------ SOURCE INFORMATION ------
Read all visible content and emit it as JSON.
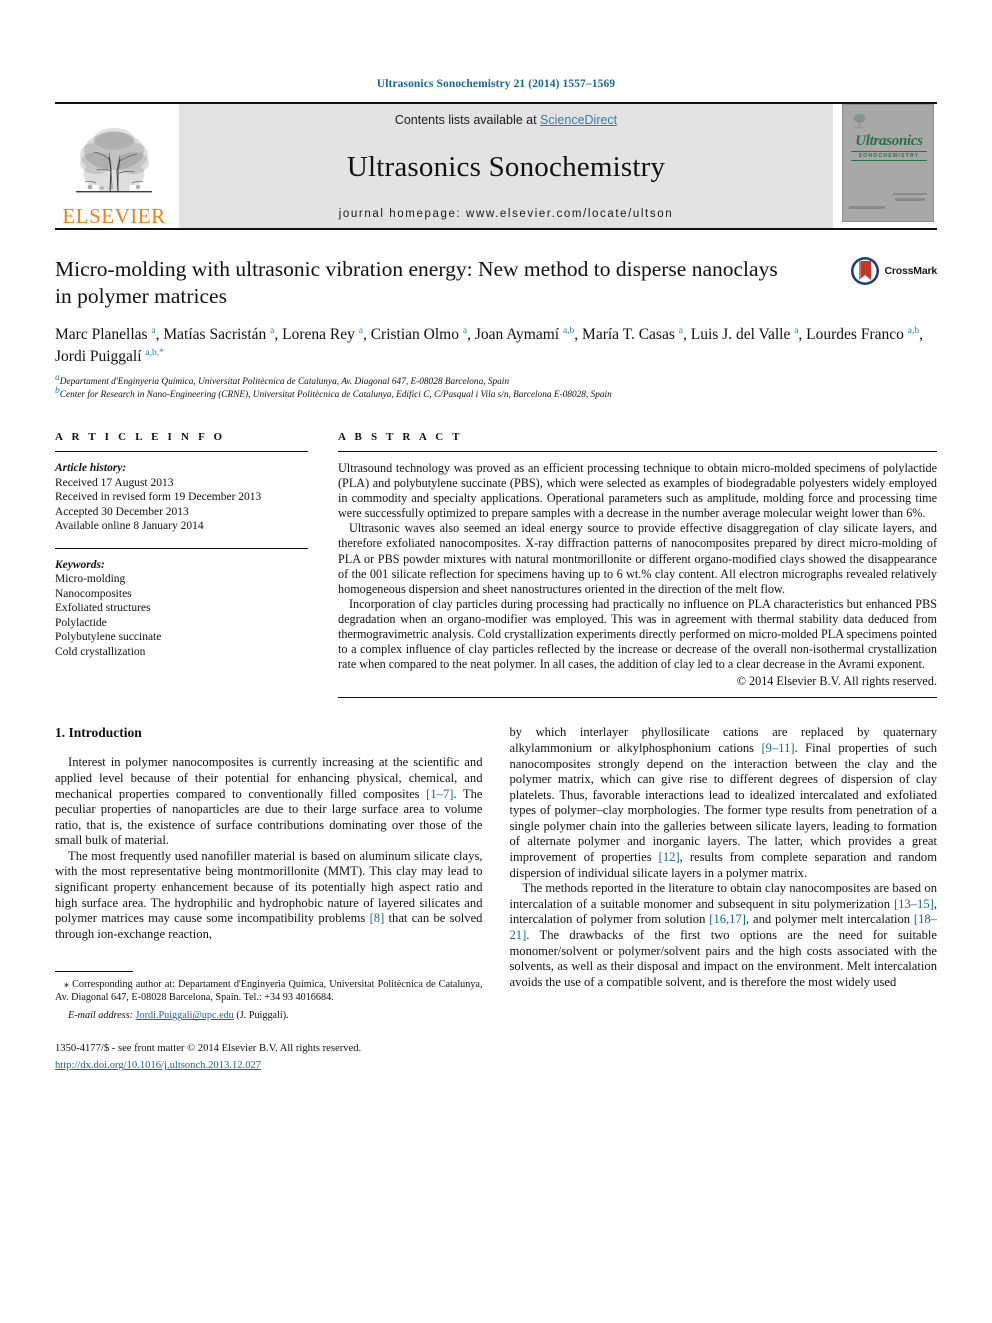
{
  "running_head": "Ultrasonics Sonochemistry 21 (2014) 1557–1569",
  "masthead": {
    "publisher": "ELSEVIER",
    "contents_prefix": "Contents lists available at ",
    "contents_link": "ScienceDirect",
    "journal_name": "Ultrasonics Sonochemistry",
    "homepage": "journal homepage: www.elsevier.com/locate/ultson",
    "cover": {
      "title": "Ultrasonics",
      "subtitle": "SONOCHEMISTRY"
    }
  },
  "article": {
    "title": "Micro-molding with ultrasonic vibration energy: New method to disperse nanoclays in polymer matrices",
    "crossmark_label": "CrossMark",
    "authors_html": "Marc Planellas <sup>a</sup>, Matías Sacristán <sup>a</sup>, Lorena Rey <sup>a</sup>, Cristian Olmo <sup>a</sup>, Joan Aymamí <sup>a,b</sup>, María T. Casas <sup>a</sup>, Luis J. del Valle <sup>a</sup>, Lourdes Franco <sup>a,b</sup>, Jordi Puiggalí <sup>a,b,</sup><sup>*</sup>",
    "affiliations": [
      "Departament d'Enginyeria Química, Universitat Politècnica de Catalunya, Av. Diagonal 647, E-08028 Barcelona, Spain",
      "Center for Research in Nano-Engineering (CRNE), Universitat Politècnica de Catalunya, Edifici C, C/Pasqual i Vila s/n, Barcelona E-08028, Spain"
    ]
  },
  "article_info": {
    "heading": "A R T I C L E    I N F O",
    "history_label": "Article history:",
    "history": [
      "Received 17 August 2013",
      "Received in revised form 19 December 2013",
      "Accepted 30 December 2013",
      "Available online 8 January 2014"
    ],
    "keywords_label": "Keywords:",
    "keywords": [
      "Micro-molding",
      "Nanocomposites",
      "Exfoliated structures",
      "Polylactide",
      "Polybutylene succinate",
      "Cold crystallization"
    ]
  },
  "abstract": {
    "heading": "A B S T R A C T",
    "paragraphs": [
      "Ultrasound technology was proved as an efficient processing technique to obtain micro-molded specimens of polylactide (PLA) and polybutylene succinate (PBS), which were selected as examples of biodegradable polyesters widely employed in commodity and specialty applications. Operational parameters such as amplitude, molding force and processing time were successfully optimized to prepare samples with a decrease in the number average molecular weight lower than 6%.",
      "Ultrasonic waves also seemed an ideal energy source to provide effective disaggregation of clay silicate layers, and therefore exfoliated nanocomposites. X-ray diffraction patterns of nanocomposites prepared by direct micro-molding of PLA or PBS powder mixtures with natural montmorillonite or different organo-modified clays showed the disappearance of the 001 silicate reflection for specimens having up to 6 wt.% clay content. All electron micrographs revealed relatively homogeneous dispersion and sheet nanostructures oriented in the direction of the melt flow.",
      "Incorporation of clay particles during processing had practically no influence on PLA characteristics but enhanced PBS degradation when an organo-modifier was employed. This was in agreement with thermal stability data deduced from thermogravimetric analysis. Cold crystallization experiments directly performed on micro-molded PLA specimens pointed to a complex influence of clay particles reflected by the increase or decrease of the overall non-isothermal crystallization rate when compared to the neat polymer. In all cases, the addition of clay led to a clear decrease in the Avrami exponent."
    ],
    "copyright": "© 2014 Elsevier B.V. All rights reserved."
  },
  "introduction": {
    "heading": "1. Introduction",
    "left_paragraphs": [
      "Interest in polymer nanocomposites is currently increasing at the scientific and applied level because of their potential for enhancing physical, chemical, and mechanical properties compared to conventionally filled composites [1–7]. The peculiar properties of nanoparticles are due to their large surface area to volume ratio, that is, the existence of surface contributions dominating over those of the small bulk of material.",
      "The most frequently used nanofiller material is based on aluminum silicate clays, with the most representative being montmorillonite (MMT). This clay may lead to significant property enhancement because of its potentially high aspect ratio and high surface area. The hydrophilic and hydrophobic nature of layered silicates and polymer matrices may cause some incompatibility problems [8] that can be solved through ion-exchange reaction,"
    ],
    "right_paragraphs": [
      "by which interlayer phyllosilicate cations are replaced by quaternary alkylammonium or alkylphosphonium cations [9–11]. Final properties of such nanocomposites strongly depend on the interaction between the clay and the polymer matrix, which can give rise to different degrees of dispersion of clay platelets. Thus, favorable interactions lead to idealized intercalated and exfoliated types of polymer–clay morphologies. The former type results from penetration of a single polymer chain into the galleries between silicate layers, leading to formation of alternate polymer and inorganic layers. The latter, which provides a great improvement of properties [12], results from complete separation and random dispersion of individual silicate layers in a polymer matrix.",
      "The methods reported in the literature to obtain clay nanocomposites are based on intercalation of a suitable monomer and subsequent in situ polymerization [13–15], intercalation of polymer from solution [16,17], and polymer melt intercalation [18–21]. The drawbacks of the first two options are the need for suitable monomer/solvent or polymer/solvent pairs and the high costs associated with the solvents, as well as their disposal and impact on the environment. Melt intercalation avoids the use of a compatible solvent, and is therefore the most widely used"
    ]
  },
  "footnotes": {
    "corresponding": "Corresponding author at: Departament d'Enginyeria Química, Universitat Politècnica de Catalunya, Av. Diagonal 647, E-08028 Barcelona, Spain. Tel.: +34 93 4016684.",
    "email_label": "E-mail address:",
    "email": "Jordi.Puiggali@upc.edu",
    "email_suffix": "(J. Puiggalí).",
    "issn_line": "1350-4177/$ - see front matter © 2014 Elsevier B.V. All rights reserved.",
    "doi": "http://dx.doi.org/10.1016/j.ultsonch.2013.12.027"
  },
  "colors": {
    "link": "#1a6496",
    "elsevier_orange": "#ef7d1a",
    "band_gray": "#e3e3e3",
    "cover_green": "#2f6b4f"
  }
}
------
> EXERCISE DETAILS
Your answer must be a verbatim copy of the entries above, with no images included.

> SOLUTION TO THIS PROBLEM
Read all visible content and emit it as JSON.
{
  "running_head": "Ultrasonics Sonochemistry 21 (2014) 1557–1569",
  "masthead": {
    "publisher": "ELSEVIER",
    "contents_prefix": "Contents lists available at ",
    "contents_link": "ScienceDirect",
    "journal_name": "Ultrasonics Sonochemistry",
    "homepage": "journal homepage: www.elsevier.com/locate/ultson",
    "cover": {
      "title": "Ultrasonics",
      "subtitle": "SONOCHEMISTRY"
    }
  },
  "article": {
    "title": "Micro-molding with ultrasonic vibration energy: New method to disperse nanoclays in polymer matrices",
    "crossmark_label": "CrossMark",
    "authors_html": "Marc Planellas <sup>a</sup>, Matías Sacristán <sup>a</sup>, Lorena Rey <sup>a</sup>, Cristian Olmo <sup>a</sup>, Joan Aymamí <sup>a,b</sup>, María T. Casas <sup>a</sup>, Luis J. del Valle <sup>a</sup>, Lourdes Franco <sup>a,b</sup>, Jordi Puiggalí <sup>a,b,</sup><sup>*</sup>",
    "affiliations": [
      "Departament d'Enginyeria Química, Universitat Politècnica de Catalunya, Av. Diagonal 647, E-08028 Barcelona, Spain",
      "Center for Research in Nano-Engineering (CRNE), Universitat Politècnica de Catalunya, Edifici C, C/Pasqual i Vila s/n, Barcelona E-08028, Spain"
    ]
  },
  "article_info": {
    "heading": "A R T I C L E    I N F O",
    "history_label": "Article history:",
    "history": [
      "Received 17 August 2013",
      "Received in revised form 19 December 2013",
      "Accepted 30 December 2013",
      "Available online 8 January 2014"
    ],
    "keywords_label": "Keywords:",
    "keywords": [
      "Micro-molding",
      "Nanocomposites",
      "Exfoliated structures",
      "Polylactide",
      "Polybutylene succinate",
      "Cold crystallization"
    ]
  },
  "abstract": {
    "heading": "A B S T R A C T",
    "paragraphs": [
      "Ultrasound technology was proved as an efficient processing technique to obtain micro-molded specimens of polylactide (PLA) and polybutylene succinate (PBS), which were selected as examples of biodegradable polyesters widely employed in commodity and specialty applications. Operational parameters such as amplitude, molding force and processing time were successfully optimized to prepare samples with a decrease in the number average molecular weight lower than 6%.",
      "Ultrasonic waves also seemed an ideal energy source to provide effective disaggregation of clay silicate layers, and therefore exfoliated nanocomposites. X-ray diffraction patterns of nanocomposites prepared by direct micro-molding of PLA or PBS powder mixtures with natural montmorillonite or different organo-modified clays showed the disappearance of the 001 silicate reflection for specimens having up to 6 wt.% clay content. All electron micrographs revealed relatively homogeneous dispersion and sheet nanostructures oriented in the direction of the melt flow.",
      "Incorporation of clay particles during processing had practically no influence on PLA characteristics but enhanced PBS degradation when an organo-modifier was employed. This was in agreement with thermal stability data deduced from thermogravimetric analysis. Cold crystallization experiments directly performed on micro-molded PLA specimens pointed to a complex influence of clay particles reflected by the increase or decrease of the overall non-isothermal crystallization rate when compared to the neat polymer. In all cases, the addition of clay led to a clear decrease in the Avrami exponent."
    ],
    "copyright": "© 2014 Elsevier B.V. All rights reserved."
  },
  "introduction": {
    "heading": "1. Introduction",
    "left_paragraphs": [
      "Interest in polymer nanocomposites is currently increasing at the scientific and applied level because of their potential for enhancing physical, chemical, and mechanical properties compared to conventionally filled composites [1–7]. The peculiar properties of nanoparticles are due to their large surface area to volume ratio, that is, the existence of surface contributions dominating over those of the small bulk of material.",
      "The most frequently used nanofiller material is based on aluminum silicate clays, with the most representative being montmorillonite (MMT). This clay may lead to significant property enhancement because of its potentially high aspect ratio and high surface area. The hydrophilic and hydrophobic nature of layered silicates and polymer matrices may cause some incompatibility problems [8] that can be solved through ion-exchange reaction,"
    ],
    "right_paragraphs": [
      "by which interlayer phyllosilicate cations are replaced by quaternary alkylammonium or alkylphosphonium cations [9–11]. Final properties of such nanocomposites strongly depend on the interaction between the clay and the polymer matrix, which can give rise to different degrees of dispersion of clay platelets. Thus, favorable interactions lead to idealized intercalated and exfoliated types of polymer–clay morphologies. The former type results from penetration of a single polymer chain into the galleries between silicate layers, leading to formation of alternate polymer and inorganic layers. The latter, which provides a great improvement of properties [12], results from complete separation and random dispersion of individual silicate layers in a polymer matrix.",
      "The methods reported in the literature to obtain clay nanocomposites are based on intercalation of a suitable monomer and subsequent in situ polymerization [13–15], intercalation of polymer from solution [16,17], and polymer melt intercalation [18–21]. The drawbacks of the first two options are the need for suitable monomer/solvent or polymer/solvent pairs and the high costs associated with the solvents, as well as their disposal and impact on the environment. Melt intercalation avoids the use of a compatible solvent, and is therefore the most widely used"
    ]
  },
  "footnotes": {
    "corresponding": "Corresponding author at: Departament d'Enginyeria Química, Universitat Politècnica de Catalunya, Av. Diagonal 647, E-08028 Barcelona, Spain. Tel.: +34 93 4016684.",
    "email_label": "E-mail address:",
    "email": "Jordi.Puiggali@upc.edu",
    "email_suffix": "(J. Puiggalí).",
    "issn_line": "1350-4177/$ - see front matter © 2014 Elsevier B.V. All rights reserved.",
    "doi": "http://dx.doi.org/10.1016/j.ultsonch.2013.12.027"
  },
  "colors": {
    "link": "#1a6496",
    "elsevier_orange": "#ef7d1a",
    "band_gray": "#e3e3e3",
    "cover_green": "#2f6b4f"
  }
}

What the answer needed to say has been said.